Activity:
Search the entries for the word "screenshot" and pull out each line that has it.

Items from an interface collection
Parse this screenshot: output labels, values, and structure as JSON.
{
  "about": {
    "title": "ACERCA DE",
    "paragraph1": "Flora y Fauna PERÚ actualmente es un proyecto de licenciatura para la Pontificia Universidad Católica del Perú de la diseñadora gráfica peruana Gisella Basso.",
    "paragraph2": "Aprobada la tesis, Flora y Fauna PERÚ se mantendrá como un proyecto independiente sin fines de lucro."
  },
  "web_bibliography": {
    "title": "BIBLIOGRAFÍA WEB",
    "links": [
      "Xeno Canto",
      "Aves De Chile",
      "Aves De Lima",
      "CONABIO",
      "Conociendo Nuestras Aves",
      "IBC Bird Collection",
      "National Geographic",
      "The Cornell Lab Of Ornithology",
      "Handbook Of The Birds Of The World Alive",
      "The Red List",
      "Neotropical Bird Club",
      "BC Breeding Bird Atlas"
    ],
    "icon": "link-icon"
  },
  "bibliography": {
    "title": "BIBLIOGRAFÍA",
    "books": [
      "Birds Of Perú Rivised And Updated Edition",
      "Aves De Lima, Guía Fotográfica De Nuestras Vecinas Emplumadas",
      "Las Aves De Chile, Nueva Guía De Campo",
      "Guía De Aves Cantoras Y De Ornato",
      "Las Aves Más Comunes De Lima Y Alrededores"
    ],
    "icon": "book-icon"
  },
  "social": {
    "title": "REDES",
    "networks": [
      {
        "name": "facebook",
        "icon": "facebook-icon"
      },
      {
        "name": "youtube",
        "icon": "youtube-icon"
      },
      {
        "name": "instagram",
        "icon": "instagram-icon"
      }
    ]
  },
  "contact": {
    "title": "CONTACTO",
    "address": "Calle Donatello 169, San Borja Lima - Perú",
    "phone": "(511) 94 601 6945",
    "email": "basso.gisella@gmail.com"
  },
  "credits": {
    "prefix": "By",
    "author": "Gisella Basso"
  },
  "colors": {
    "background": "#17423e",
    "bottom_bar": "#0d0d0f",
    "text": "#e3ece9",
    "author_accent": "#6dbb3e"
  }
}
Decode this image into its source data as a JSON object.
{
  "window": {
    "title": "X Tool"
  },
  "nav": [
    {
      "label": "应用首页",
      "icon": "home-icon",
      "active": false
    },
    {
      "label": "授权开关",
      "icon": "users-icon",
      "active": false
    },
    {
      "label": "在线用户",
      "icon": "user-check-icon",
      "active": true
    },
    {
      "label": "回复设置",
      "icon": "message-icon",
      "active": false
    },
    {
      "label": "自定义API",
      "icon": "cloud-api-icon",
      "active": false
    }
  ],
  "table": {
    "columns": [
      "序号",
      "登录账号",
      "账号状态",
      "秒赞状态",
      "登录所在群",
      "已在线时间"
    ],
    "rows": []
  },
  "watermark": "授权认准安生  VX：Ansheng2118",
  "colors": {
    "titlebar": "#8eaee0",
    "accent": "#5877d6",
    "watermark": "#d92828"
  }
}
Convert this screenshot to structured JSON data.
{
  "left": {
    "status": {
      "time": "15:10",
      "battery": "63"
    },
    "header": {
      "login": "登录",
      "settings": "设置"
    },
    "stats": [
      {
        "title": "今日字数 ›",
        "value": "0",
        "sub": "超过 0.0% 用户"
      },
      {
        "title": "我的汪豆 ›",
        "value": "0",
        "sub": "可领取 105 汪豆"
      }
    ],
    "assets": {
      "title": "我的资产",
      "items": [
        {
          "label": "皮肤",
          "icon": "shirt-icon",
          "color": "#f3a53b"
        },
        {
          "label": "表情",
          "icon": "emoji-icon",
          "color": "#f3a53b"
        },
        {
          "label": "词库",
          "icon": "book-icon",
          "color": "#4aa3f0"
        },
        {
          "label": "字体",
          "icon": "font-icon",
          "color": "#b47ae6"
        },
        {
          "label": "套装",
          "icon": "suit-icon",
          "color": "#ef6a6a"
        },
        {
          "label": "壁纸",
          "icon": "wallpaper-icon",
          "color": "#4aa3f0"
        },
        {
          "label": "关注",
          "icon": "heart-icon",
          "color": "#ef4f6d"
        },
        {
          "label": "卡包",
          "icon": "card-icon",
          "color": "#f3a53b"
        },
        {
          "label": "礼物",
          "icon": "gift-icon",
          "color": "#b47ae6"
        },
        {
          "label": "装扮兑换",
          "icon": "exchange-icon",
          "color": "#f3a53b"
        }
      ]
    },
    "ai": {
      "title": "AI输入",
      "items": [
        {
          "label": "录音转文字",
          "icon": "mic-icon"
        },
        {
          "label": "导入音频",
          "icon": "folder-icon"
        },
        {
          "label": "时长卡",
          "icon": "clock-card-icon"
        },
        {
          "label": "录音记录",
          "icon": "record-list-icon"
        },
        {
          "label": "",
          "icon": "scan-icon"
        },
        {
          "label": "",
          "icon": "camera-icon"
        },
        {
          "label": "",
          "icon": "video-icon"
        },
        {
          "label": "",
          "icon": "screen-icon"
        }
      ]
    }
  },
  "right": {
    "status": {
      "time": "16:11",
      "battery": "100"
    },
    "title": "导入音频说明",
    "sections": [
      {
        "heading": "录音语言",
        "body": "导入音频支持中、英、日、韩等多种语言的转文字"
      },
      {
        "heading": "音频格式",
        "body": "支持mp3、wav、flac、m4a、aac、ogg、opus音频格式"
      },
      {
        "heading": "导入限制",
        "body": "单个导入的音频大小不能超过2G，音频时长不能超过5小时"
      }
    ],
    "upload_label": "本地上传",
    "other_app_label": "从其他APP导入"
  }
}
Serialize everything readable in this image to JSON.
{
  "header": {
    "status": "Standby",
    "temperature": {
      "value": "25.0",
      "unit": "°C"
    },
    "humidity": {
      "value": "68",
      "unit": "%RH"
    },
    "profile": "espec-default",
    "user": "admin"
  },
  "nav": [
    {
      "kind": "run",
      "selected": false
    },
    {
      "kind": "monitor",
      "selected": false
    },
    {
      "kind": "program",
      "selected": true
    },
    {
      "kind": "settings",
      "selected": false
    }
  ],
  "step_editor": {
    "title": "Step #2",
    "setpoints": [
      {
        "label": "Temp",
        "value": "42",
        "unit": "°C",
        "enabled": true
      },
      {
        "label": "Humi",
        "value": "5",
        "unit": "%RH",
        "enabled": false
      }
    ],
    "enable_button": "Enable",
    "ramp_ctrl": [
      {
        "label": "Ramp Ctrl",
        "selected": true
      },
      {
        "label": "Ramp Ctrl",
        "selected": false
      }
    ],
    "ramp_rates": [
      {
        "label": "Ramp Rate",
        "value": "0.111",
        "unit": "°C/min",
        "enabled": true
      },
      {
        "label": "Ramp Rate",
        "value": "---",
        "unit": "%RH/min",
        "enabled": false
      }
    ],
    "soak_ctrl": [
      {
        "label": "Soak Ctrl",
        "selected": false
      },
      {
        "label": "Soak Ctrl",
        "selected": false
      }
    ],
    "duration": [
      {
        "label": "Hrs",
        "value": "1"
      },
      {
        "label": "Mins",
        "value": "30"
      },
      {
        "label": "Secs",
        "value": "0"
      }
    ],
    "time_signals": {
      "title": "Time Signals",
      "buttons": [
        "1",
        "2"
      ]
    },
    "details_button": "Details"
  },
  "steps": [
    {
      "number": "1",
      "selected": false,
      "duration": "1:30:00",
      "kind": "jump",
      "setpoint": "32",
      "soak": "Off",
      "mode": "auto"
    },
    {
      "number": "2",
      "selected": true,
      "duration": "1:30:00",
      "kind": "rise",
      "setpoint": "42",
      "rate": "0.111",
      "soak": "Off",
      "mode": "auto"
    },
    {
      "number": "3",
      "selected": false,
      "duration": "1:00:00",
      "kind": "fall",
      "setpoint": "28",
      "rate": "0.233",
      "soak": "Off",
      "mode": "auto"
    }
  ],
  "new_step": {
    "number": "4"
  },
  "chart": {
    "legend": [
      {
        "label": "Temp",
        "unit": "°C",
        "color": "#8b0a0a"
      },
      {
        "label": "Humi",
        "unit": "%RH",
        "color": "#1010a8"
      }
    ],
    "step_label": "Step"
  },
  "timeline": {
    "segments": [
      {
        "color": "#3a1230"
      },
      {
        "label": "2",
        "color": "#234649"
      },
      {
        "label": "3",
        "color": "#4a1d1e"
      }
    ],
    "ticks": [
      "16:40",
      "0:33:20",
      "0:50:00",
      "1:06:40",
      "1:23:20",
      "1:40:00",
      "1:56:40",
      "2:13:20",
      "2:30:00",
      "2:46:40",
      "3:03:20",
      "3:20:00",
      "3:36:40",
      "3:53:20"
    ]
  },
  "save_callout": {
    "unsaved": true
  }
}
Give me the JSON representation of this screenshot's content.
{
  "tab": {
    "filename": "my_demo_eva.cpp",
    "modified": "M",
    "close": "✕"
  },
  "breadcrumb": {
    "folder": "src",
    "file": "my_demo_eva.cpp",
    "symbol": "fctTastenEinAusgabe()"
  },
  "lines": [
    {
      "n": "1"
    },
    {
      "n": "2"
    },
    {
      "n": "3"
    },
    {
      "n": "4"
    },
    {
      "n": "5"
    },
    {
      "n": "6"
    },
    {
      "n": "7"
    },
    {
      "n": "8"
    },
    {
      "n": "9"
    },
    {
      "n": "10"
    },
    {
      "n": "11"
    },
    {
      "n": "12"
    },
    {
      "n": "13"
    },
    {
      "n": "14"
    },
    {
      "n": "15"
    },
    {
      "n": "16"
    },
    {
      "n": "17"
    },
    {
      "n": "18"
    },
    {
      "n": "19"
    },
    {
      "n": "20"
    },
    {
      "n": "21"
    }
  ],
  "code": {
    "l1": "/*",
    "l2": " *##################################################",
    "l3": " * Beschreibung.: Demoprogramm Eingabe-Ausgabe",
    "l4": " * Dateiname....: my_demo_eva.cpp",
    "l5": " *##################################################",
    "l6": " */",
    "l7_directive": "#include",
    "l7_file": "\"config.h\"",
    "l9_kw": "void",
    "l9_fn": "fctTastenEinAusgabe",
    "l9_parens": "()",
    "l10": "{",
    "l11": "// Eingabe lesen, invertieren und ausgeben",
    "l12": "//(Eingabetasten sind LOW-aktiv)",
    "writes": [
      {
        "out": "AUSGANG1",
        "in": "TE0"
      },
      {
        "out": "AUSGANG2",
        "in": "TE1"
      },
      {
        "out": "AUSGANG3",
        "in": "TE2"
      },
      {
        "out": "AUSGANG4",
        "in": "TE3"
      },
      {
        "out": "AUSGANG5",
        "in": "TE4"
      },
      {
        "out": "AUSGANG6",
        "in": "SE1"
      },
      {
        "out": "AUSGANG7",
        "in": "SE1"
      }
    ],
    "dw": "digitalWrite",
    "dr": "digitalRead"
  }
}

Exercise solution:
Parse this screenshot: output labels, values, and structure as JSON.
Convert this screenshot to structured JSON data.
Give me the JSON representation of this screenshot's content.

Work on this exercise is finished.